• **Source data**:
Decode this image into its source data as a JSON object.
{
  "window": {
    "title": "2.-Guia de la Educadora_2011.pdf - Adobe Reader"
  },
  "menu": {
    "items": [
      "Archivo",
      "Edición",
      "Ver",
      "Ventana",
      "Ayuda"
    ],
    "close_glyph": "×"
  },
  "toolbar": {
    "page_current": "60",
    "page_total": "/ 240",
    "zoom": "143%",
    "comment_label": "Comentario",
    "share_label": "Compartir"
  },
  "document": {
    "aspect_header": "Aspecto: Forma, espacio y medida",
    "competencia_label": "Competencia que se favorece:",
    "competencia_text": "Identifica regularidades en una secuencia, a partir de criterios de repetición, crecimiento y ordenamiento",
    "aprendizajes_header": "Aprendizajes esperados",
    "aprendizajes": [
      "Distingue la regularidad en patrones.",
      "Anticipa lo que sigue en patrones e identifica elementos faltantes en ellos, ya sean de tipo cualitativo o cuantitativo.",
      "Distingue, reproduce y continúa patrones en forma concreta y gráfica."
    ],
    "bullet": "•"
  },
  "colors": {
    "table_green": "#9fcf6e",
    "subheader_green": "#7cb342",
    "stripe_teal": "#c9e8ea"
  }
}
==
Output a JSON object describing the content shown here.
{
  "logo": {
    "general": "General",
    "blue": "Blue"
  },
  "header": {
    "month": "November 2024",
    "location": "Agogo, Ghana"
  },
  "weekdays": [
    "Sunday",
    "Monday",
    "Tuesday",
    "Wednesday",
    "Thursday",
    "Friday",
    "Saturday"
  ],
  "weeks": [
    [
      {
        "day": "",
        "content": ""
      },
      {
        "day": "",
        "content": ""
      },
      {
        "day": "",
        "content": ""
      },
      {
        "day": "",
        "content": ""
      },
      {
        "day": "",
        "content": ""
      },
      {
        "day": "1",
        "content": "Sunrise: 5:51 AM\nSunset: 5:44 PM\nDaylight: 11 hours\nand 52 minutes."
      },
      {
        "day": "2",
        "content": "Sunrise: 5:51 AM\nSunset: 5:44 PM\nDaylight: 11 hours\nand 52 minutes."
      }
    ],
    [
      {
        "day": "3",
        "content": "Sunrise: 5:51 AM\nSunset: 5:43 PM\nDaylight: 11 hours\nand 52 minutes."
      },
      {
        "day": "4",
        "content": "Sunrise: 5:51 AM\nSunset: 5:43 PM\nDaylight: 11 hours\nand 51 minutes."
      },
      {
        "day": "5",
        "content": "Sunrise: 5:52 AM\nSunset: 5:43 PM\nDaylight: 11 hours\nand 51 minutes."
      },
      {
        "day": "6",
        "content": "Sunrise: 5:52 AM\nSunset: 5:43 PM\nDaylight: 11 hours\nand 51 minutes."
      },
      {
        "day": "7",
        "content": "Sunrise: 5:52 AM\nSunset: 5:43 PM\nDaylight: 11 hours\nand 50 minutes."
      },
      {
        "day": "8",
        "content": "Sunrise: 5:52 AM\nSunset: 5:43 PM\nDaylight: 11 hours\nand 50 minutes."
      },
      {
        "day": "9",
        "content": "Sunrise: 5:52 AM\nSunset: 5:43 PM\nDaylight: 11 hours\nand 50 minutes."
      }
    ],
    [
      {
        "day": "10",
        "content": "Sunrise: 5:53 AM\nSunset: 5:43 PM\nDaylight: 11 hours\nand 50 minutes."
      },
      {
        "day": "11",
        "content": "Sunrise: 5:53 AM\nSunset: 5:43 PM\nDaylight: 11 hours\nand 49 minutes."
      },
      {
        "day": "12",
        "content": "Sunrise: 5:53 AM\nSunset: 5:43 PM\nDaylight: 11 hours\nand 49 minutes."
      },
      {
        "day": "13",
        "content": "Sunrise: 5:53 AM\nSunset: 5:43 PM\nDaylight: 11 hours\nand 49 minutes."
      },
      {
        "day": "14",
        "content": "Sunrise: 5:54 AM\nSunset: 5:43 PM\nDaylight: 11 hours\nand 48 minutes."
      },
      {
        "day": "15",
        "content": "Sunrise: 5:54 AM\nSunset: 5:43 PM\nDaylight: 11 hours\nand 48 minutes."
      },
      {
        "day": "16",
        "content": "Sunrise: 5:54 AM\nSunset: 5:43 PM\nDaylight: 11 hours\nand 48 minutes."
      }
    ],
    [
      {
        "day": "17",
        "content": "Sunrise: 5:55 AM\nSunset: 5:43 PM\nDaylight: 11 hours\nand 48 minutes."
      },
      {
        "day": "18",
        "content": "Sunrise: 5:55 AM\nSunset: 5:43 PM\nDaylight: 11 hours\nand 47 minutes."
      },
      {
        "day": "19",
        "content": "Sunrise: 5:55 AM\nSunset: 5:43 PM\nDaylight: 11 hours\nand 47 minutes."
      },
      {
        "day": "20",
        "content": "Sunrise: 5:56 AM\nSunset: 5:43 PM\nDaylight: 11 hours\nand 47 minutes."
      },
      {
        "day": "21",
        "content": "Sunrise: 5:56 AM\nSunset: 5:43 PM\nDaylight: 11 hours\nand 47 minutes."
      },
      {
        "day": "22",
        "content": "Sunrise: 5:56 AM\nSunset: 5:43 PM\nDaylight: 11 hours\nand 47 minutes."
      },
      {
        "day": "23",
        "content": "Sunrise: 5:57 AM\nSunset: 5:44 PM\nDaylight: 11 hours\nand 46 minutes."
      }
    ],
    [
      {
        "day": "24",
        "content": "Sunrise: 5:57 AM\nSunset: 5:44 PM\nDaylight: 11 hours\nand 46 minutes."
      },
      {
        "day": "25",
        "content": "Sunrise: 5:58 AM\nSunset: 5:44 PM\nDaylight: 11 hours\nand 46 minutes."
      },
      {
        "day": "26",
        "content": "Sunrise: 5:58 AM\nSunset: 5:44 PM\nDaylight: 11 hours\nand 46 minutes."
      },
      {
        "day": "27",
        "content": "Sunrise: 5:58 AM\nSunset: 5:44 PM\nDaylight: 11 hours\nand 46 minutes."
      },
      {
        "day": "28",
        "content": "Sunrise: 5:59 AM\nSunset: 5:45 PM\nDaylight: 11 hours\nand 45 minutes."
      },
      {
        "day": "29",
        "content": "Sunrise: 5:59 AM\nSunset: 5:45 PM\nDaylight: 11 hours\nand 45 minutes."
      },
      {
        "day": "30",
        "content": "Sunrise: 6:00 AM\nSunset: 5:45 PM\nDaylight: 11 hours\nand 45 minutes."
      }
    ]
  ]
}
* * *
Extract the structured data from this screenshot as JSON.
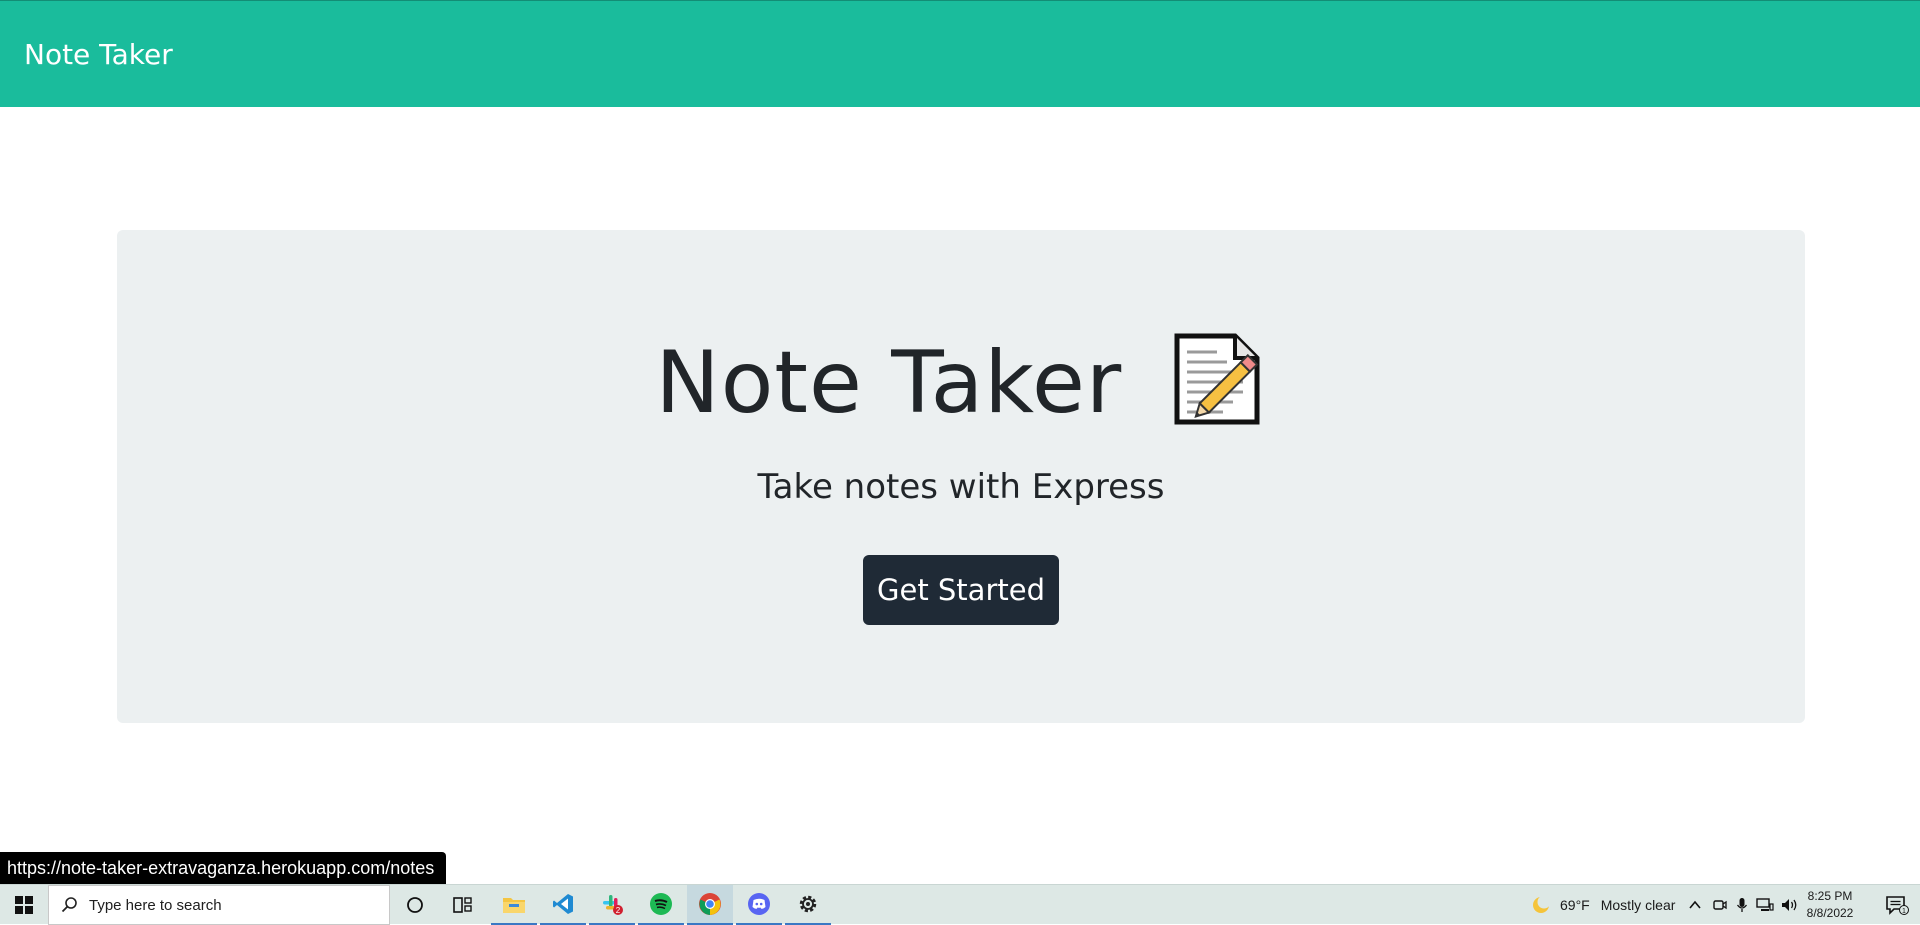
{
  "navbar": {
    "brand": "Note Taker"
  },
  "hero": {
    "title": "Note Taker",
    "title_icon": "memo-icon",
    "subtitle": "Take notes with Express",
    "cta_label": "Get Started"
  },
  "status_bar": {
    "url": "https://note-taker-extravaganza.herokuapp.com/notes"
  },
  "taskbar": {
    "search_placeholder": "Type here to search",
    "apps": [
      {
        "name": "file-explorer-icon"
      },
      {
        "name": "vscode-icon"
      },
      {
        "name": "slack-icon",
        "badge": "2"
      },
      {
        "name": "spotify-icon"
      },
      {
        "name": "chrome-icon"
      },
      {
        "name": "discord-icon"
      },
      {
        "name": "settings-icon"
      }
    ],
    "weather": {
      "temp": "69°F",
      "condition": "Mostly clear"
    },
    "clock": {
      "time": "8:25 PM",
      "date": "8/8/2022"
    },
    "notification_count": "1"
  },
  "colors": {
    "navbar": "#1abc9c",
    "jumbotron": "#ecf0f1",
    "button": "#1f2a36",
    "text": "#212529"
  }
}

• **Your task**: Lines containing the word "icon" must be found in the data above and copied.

• **Task output**:
    "title_icon": "memo-icon",
        "name": "file-explorer-icon"
        "name": "vscode-icon"
        "name": "slack-icon",
        "name": "spotify-icon"
        "name": "chrome-icon"
        "name": "discord-icon"
        "name": "settings-icon"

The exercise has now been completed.